After being trapped by Agatha Harkness in her basement, the latest episode of WandaVision takes a deep dive in both Agatha and Wanda’s pasts, and the results of enlightening, informative, and downright emotional!
(Spoilers Ahead – You’ve Been Warned)
Agatha the Parasite
Upon discovering that Anges the neighbor was in fact Agatha Harkness the witch, the internet was set ablaze with memes and theories. I’ll admit that the initial reveal was cause for apprehension.
It seemed a bit of a cop out if Agatha was behind everything because it absolves Wanda of the moral and ethical dilemma/consequences of holding the citizens of Westview hostage. However, that doesn’t seem to be the case.
While Agatha has been pulling strings all along, she didn’t trick Wanda into doing any of this, rather she admits that she sensed the massive amount of energy and entered the hex in order to learn and understand.
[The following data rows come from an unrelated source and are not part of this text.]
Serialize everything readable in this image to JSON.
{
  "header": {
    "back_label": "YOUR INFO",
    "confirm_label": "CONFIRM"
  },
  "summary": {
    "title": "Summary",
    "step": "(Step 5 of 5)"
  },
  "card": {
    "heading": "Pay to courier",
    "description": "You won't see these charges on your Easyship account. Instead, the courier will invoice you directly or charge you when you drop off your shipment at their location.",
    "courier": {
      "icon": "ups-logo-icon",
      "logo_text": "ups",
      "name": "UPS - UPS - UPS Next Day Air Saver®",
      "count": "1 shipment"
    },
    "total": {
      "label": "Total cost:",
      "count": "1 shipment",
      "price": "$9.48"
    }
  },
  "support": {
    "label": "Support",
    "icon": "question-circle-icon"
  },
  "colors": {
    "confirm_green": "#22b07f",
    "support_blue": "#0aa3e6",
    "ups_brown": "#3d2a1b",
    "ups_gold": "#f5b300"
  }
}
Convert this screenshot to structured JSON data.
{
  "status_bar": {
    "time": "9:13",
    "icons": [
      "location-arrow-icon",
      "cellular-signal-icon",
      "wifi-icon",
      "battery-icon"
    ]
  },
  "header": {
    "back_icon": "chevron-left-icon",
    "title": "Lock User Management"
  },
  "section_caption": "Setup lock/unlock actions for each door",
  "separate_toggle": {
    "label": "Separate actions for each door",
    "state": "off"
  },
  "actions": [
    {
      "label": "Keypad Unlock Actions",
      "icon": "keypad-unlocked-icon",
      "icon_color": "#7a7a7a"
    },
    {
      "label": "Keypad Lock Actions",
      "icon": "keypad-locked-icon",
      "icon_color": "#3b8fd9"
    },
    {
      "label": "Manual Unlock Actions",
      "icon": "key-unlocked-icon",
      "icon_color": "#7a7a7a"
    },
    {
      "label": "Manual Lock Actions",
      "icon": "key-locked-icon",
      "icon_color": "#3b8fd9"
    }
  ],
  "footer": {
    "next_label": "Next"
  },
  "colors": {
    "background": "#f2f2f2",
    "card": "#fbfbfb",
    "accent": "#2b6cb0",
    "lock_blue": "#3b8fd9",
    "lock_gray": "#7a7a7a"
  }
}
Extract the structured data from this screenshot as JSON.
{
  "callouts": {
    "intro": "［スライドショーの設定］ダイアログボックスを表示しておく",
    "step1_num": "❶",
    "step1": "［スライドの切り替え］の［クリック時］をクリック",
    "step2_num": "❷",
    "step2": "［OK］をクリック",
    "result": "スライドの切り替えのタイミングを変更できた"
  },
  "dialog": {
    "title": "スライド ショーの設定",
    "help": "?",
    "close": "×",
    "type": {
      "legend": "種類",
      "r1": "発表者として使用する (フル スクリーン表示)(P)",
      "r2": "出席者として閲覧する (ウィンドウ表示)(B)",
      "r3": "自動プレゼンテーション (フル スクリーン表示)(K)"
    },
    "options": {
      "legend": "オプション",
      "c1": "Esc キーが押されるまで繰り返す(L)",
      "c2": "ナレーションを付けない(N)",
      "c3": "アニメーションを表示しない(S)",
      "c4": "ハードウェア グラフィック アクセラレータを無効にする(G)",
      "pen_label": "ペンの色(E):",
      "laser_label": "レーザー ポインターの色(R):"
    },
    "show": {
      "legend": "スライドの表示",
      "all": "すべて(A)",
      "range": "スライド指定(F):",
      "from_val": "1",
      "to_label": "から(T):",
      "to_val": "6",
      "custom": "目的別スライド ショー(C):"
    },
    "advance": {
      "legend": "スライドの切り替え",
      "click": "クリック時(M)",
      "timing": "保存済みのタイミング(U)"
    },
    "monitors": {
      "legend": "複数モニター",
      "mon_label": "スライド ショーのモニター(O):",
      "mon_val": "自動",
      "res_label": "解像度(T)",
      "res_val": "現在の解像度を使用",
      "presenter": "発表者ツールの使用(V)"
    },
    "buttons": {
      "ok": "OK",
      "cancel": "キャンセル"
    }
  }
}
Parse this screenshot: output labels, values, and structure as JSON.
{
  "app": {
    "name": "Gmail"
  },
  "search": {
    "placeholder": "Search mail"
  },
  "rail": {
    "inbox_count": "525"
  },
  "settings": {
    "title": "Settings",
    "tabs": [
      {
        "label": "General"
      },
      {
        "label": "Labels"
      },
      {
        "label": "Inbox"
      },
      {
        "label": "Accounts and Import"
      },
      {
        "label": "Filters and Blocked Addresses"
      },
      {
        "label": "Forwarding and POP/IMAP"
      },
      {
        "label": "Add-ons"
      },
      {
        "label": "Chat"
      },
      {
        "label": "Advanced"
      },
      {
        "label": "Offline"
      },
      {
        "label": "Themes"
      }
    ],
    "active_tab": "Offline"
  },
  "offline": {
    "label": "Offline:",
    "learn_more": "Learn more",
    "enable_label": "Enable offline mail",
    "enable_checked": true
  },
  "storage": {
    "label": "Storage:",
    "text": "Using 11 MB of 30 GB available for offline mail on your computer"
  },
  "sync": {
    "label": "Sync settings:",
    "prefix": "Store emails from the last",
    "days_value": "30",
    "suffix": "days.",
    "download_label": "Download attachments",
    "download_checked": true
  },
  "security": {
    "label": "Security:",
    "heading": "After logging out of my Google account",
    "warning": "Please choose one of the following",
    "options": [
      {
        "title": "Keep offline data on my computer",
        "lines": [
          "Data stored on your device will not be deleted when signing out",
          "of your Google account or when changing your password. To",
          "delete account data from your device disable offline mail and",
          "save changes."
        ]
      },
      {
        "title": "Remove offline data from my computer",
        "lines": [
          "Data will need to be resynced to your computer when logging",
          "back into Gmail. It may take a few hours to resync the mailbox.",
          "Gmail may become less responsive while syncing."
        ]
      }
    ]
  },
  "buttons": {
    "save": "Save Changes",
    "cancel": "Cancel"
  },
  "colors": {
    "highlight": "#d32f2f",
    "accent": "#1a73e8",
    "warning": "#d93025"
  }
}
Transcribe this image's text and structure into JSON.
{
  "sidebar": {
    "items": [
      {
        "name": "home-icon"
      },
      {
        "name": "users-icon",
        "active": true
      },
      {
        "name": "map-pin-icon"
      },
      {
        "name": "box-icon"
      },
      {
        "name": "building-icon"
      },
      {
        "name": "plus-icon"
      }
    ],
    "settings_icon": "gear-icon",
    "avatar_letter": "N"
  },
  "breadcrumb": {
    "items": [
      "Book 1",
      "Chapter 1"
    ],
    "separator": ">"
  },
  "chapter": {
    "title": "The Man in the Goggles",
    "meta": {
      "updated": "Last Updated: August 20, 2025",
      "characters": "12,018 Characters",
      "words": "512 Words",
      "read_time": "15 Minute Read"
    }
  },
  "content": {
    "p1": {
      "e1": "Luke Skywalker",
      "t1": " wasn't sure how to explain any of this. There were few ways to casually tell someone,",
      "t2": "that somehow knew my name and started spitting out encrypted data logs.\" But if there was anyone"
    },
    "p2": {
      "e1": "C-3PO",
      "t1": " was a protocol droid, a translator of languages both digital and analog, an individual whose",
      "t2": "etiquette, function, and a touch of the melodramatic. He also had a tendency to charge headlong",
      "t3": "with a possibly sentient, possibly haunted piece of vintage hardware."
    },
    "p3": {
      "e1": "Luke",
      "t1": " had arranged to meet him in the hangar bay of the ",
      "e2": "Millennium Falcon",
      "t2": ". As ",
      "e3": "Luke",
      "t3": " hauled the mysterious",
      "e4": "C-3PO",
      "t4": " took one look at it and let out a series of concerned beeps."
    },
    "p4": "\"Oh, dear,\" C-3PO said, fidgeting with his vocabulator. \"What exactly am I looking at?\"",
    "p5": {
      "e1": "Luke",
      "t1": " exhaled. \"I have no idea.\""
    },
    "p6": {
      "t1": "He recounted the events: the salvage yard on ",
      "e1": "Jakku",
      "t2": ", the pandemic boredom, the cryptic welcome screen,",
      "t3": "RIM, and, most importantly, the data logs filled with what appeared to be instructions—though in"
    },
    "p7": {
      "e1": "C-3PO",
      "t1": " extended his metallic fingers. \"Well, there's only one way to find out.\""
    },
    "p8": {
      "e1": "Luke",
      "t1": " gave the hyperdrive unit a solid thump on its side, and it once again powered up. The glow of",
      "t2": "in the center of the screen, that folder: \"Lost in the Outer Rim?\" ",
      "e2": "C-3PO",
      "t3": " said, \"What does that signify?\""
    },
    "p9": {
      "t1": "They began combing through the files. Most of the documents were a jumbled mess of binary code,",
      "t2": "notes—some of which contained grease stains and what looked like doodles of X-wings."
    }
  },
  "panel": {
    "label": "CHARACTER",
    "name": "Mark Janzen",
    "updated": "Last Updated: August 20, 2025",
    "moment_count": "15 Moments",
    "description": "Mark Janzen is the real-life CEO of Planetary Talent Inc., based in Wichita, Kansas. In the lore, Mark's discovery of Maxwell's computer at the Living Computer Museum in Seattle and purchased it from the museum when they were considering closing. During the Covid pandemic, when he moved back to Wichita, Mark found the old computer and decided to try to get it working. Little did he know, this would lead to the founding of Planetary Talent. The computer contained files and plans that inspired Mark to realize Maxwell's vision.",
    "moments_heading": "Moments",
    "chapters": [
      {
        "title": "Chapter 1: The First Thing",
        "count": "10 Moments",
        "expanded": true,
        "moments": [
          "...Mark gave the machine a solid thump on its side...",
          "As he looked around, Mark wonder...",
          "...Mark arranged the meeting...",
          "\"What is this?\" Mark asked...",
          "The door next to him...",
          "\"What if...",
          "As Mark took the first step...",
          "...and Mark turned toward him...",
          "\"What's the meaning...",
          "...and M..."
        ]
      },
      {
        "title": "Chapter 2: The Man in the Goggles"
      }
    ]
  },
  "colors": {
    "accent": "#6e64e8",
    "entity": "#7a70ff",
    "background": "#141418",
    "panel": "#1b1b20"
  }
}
Her own brief backstory reveals that back in 17th Century Salem, she was persecuted by her own coven (and mother) for practicing dark magic. It would have been fascinating to see more of Agatha’s own story, but Wanda is the focus of the series.
And it’s very clear that Agatha has taken up a fascination with her. Clearly Wanda is far more powerful, having changed reality and matter itself in Westview, but Agatha has centuries of experience and knowledge, and lusts for what she could accomplish with Wanda’s raw power.
History of Sitcoms
As Agatha tries to understand Wanda better, the two of them go for an interactive deep dive into Wanda’s memories. Here, we see a Wanda and Pietro as children in war-torn Sokovia with their parents.
Their father sold DVDs for extra money, but Wanda loved watching all the old sitcom ones. In an incredibly meta move, we see her watch series like The Dick Van Dyke Show and Malcolm in the Middle, which she would later base Westview around.
We’re reminded firsthand of her tragic past, having lost her parents in an artillery shelling, having been experimented on by Hyrdra, and having lost her brother and home country in compliments of Ultron.
While her life was met with nothing but heartache and loss, sitcoms were her only window into what a normal, happy life was. It makes it all the more easier to understand why she created this sitcom world around her, so that for once in her life, she would be happy.
The Heart of the Series
The largest takeaway from this episode is that Elizabeth Olsen needs to win an Emmy, specifically for this one. She brilliantly portrays Wanda at many different points in her life with many different struggles and emotions.
Amidst all the magic, sorcery, superpowers, and Marvel fan theories, this entire series has always been about a person who’s just lost too much. Her vulnerability and grief are on full display. Obviously it doesn’t justify keeping everyone in Westview trapped, but it definitely makes her more sympathetic as we can all relate to someone just trying to be happy.
We also get a rather bizarre mid-credit scene where S.W.O.R.D. unveils the reanimated corpse of Vision’s original body (since the Westview version was completely fabricated by Wanda). The whole two Visions thing is a bit a tired trope, and with only one episode left, it’s honestly difficult to see how they’ll wrap all this up.
As brilliant as episode as “Previously On” was, it probably would have been better coming one or two weeks early (or extending to season to 10 rather than 9 episodes). But we’ll just have to wait until next week to see how it plays out!
What did you think of this episode of WandaVision? What do you hope to see in next week’s series finale? Let us know in the comments!
WandaVision is streaming exclusively on Disney+